_EXERCISE REQUIREMENTS_
Go through the entries below and copy each line containing the word "Allow".

_EXERCISE MATERIAL_
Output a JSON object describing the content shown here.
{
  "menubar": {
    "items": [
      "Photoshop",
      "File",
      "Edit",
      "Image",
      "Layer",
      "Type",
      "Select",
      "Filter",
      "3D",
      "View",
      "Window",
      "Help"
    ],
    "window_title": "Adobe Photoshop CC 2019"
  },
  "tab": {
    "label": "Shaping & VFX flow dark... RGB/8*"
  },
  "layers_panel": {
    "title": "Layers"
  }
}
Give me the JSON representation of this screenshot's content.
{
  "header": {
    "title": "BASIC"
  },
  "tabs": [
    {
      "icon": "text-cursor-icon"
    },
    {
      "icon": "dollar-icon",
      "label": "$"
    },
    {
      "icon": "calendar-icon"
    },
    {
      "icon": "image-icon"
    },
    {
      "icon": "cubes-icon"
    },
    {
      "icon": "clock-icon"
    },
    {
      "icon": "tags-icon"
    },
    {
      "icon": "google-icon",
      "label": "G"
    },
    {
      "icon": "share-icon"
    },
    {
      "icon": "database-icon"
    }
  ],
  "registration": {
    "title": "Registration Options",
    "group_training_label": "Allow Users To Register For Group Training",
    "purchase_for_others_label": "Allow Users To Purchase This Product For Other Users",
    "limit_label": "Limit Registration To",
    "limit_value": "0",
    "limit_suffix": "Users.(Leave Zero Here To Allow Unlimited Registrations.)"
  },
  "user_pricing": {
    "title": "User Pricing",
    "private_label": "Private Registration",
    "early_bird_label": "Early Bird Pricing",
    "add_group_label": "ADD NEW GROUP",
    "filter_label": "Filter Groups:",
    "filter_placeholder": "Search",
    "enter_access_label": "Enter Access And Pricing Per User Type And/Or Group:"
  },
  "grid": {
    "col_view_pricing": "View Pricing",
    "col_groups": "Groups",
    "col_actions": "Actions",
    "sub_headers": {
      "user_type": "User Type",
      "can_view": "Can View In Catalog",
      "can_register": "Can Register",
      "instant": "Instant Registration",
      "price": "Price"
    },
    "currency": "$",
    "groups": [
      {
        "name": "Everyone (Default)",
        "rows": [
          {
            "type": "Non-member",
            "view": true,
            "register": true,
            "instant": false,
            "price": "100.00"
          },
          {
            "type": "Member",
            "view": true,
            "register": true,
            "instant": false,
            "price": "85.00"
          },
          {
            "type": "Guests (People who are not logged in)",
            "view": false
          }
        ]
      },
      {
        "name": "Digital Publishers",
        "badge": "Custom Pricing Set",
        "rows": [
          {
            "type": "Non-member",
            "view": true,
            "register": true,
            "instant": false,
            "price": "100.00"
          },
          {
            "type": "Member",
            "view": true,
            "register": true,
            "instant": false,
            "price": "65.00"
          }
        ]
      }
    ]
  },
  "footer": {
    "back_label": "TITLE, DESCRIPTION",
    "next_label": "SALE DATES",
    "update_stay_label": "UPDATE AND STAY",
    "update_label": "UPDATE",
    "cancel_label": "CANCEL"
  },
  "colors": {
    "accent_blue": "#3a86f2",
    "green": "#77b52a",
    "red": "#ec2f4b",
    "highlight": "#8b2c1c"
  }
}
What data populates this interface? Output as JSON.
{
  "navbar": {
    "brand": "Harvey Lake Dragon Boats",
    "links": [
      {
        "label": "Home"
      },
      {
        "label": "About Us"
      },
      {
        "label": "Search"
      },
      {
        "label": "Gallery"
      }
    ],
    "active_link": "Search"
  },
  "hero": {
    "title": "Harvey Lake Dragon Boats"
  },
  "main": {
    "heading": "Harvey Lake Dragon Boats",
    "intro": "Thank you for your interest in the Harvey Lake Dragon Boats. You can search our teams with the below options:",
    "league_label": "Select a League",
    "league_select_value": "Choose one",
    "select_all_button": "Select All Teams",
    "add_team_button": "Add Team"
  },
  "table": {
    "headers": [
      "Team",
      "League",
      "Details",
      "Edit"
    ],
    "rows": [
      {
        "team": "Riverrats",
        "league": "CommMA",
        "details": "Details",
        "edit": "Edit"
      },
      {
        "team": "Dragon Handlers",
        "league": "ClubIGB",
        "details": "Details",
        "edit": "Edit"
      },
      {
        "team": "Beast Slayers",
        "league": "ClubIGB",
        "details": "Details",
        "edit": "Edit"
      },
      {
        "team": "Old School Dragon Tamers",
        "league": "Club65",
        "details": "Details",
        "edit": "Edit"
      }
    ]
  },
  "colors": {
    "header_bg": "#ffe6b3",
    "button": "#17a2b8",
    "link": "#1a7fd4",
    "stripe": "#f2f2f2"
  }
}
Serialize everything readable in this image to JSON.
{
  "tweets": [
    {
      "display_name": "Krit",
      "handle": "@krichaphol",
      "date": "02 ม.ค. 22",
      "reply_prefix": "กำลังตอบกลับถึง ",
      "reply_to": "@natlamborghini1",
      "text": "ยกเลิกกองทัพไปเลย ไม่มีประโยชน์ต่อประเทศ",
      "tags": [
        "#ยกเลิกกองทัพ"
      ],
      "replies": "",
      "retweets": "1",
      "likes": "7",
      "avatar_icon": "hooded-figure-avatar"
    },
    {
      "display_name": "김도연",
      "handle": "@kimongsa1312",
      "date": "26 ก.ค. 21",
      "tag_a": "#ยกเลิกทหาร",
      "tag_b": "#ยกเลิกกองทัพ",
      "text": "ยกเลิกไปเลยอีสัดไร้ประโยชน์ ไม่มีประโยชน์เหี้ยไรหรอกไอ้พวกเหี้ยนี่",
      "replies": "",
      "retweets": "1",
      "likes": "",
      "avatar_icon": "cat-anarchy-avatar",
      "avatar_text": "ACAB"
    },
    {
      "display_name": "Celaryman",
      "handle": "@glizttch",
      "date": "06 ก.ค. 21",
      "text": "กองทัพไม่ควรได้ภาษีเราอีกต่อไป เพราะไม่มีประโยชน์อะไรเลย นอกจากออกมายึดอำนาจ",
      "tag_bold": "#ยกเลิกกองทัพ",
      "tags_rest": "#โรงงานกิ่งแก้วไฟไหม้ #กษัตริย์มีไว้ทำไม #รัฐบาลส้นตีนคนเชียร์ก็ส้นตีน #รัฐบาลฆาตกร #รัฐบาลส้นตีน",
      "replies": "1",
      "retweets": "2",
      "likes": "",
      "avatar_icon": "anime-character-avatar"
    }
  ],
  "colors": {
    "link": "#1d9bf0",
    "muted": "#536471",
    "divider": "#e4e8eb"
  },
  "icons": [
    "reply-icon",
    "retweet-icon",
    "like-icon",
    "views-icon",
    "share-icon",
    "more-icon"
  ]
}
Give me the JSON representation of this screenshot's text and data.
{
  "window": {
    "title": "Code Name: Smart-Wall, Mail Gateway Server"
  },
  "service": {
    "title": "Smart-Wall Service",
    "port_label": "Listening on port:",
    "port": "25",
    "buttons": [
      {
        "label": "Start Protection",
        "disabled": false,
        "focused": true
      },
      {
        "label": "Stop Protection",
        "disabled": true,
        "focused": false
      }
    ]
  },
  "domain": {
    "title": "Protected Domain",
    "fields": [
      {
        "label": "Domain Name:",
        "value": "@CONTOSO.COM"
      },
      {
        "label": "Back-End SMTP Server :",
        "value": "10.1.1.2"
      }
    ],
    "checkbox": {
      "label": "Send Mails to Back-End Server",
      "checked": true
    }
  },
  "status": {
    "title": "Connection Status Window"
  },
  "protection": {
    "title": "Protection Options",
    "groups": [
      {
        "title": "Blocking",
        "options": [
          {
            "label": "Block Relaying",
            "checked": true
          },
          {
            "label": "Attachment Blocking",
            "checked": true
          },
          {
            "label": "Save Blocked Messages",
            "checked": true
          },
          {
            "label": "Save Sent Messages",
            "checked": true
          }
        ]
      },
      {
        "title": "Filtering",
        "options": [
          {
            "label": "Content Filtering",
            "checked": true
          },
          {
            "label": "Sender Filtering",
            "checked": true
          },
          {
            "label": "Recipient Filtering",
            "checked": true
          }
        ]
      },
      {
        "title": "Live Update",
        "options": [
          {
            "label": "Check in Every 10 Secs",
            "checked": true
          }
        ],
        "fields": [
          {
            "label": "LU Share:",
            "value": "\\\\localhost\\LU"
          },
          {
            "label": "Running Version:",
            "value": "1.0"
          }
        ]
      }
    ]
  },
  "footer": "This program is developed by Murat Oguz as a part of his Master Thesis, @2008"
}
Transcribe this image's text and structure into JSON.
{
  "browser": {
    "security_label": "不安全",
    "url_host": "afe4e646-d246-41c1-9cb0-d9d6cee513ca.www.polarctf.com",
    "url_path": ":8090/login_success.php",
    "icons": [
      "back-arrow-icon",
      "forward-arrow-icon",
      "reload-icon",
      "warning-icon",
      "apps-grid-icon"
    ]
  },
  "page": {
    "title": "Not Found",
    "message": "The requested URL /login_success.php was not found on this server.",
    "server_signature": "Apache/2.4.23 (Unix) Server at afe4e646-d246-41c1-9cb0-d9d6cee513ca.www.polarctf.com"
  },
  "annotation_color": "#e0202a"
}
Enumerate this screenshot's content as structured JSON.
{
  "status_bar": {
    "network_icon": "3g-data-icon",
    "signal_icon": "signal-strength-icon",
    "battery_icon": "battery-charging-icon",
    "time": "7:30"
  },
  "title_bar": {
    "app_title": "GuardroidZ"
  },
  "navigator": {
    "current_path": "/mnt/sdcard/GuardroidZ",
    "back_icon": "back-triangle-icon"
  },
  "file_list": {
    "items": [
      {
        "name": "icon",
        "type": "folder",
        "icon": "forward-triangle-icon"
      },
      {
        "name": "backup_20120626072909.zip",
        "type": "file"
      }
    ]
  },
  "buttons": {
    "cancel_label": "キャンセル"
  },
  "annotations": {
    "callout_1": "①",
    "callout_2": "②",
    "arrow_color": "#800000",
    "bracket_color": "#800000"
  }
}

_ANSWER TO THE PROBLEM_
    "group_training_label": "Allow Users To Register For Group Training",
    "purchase_for_others_label": "Allow Users To Purchase This Product For Other Users",
    "limit_suffix": "Users.(Leave Zero Here To Allow Unlimited Registrations.)"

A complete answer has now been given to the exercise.